● **The problem**:
The answer must restate every record word for word.

● **Materials provided**:
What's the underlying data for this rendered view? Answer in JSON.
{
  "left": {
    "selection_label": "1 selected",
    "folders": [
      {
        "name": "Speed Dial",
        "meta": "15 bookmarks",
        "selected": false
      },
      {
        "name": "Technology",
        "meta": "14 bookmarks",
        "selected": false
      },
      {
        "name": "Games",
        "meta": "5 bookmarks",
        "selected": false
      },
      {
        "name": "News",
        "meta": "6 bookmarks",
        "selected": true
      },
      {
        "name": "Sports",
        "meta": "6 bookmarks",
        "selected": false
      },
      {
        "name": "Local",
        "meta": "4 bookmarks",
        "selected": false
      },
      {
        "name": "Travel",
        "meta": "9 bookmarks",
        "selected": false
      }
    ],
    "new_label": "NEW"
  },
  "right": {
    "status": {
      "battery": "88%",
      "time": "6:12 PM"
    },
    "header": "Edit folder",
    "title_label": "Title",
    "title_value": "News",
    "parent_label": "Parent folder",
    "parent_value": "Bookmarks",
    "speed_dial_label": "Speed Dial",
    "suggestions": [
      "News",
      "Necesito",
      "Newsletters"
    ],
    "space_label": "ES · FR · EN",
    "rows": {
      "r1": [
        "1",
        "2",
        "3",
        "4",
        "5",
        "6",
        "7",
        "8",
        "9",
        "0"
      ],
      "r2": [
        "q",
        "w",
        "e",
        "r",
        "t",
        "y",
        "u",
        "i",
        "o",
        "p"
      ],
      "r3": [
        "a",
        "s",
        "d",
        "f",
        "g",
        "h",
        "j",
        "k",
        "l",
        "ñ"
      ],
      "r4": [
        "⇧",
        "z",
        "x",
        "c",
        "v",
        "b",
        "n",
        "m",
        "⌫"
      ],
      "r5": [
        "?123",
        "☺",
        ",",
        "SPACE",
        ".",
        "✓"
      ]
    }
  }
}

● **Result below**:
What's the underlying data for this rendered view? Answer in JSON.
{
  "left": {
    "selection_label": "1 selected",
    "folders": [
      {
        "name": "Speed Dial",
        "meta": "15 bookmarks",
        "selected": false
      },
      {
        "name": "Technology",
        "meta": "14 bookmarks",
        "selected": false
      },
      {
        "name": "Games",
        "meta": "5 bookmarks",
        "selected": false
      },
      {
        "name": "News",
        "meta": "6 bookmarks",
        "selected": true
      },
      {
        "name": "Sports",
        "meta": "6 bookmarks",
        "selected": false
      },
      {
        "name": "Local",
        "meta": "4 bookmarks",
        "selected": false
      },
      {
        "name": "Travel",
        "meta": "9 bookmarks",
        "selected": false
      }
    ],
    "new_label": "NEW"
  },
  "right": {
    "status": {
      "battery": "88%",
      "time": "6:12 PM"
    },
    "header": "Edit folder",
    "title_label": "Title",
    "title_value": "News",
    "parent_label": "Parent folder",
    "parent_value": "Bookmarks",
    "speed_dial_label": "Speed Dial",
    "suggestions": [
      "News",
      "Necesito",
      "Newsletters"
    ],
    "space_label": "ES · FR · EN",
    "rows": {
      "r1": [
        "1",
        "2",
        "3",
        "4",
        "5",
        "6",
        "7",
        "8",
        "9",
        "0"
      ],
      "r2": [
        "q",
        "w",
        "e",
        "r",
        "t",
        "y",
        "u",
        "i",
        "o",
        "p"
      ],
      "r3": [
        "a",
        "s",
        "d",
        "f",
        "g",
        "h",
        "j",
        "k",
        "l",
        "ñ"
      ],
      "r4": [
        "⇧",
        "z",
        "x",
        "c",
        "v",
        "b",
        "n",
        "m",
        "⌫"
      ],
      "r5": [
        "?123",
        "☺",
        ",",
        "SPACE",
        ".",
        "✓"
      ]
    }
  }
}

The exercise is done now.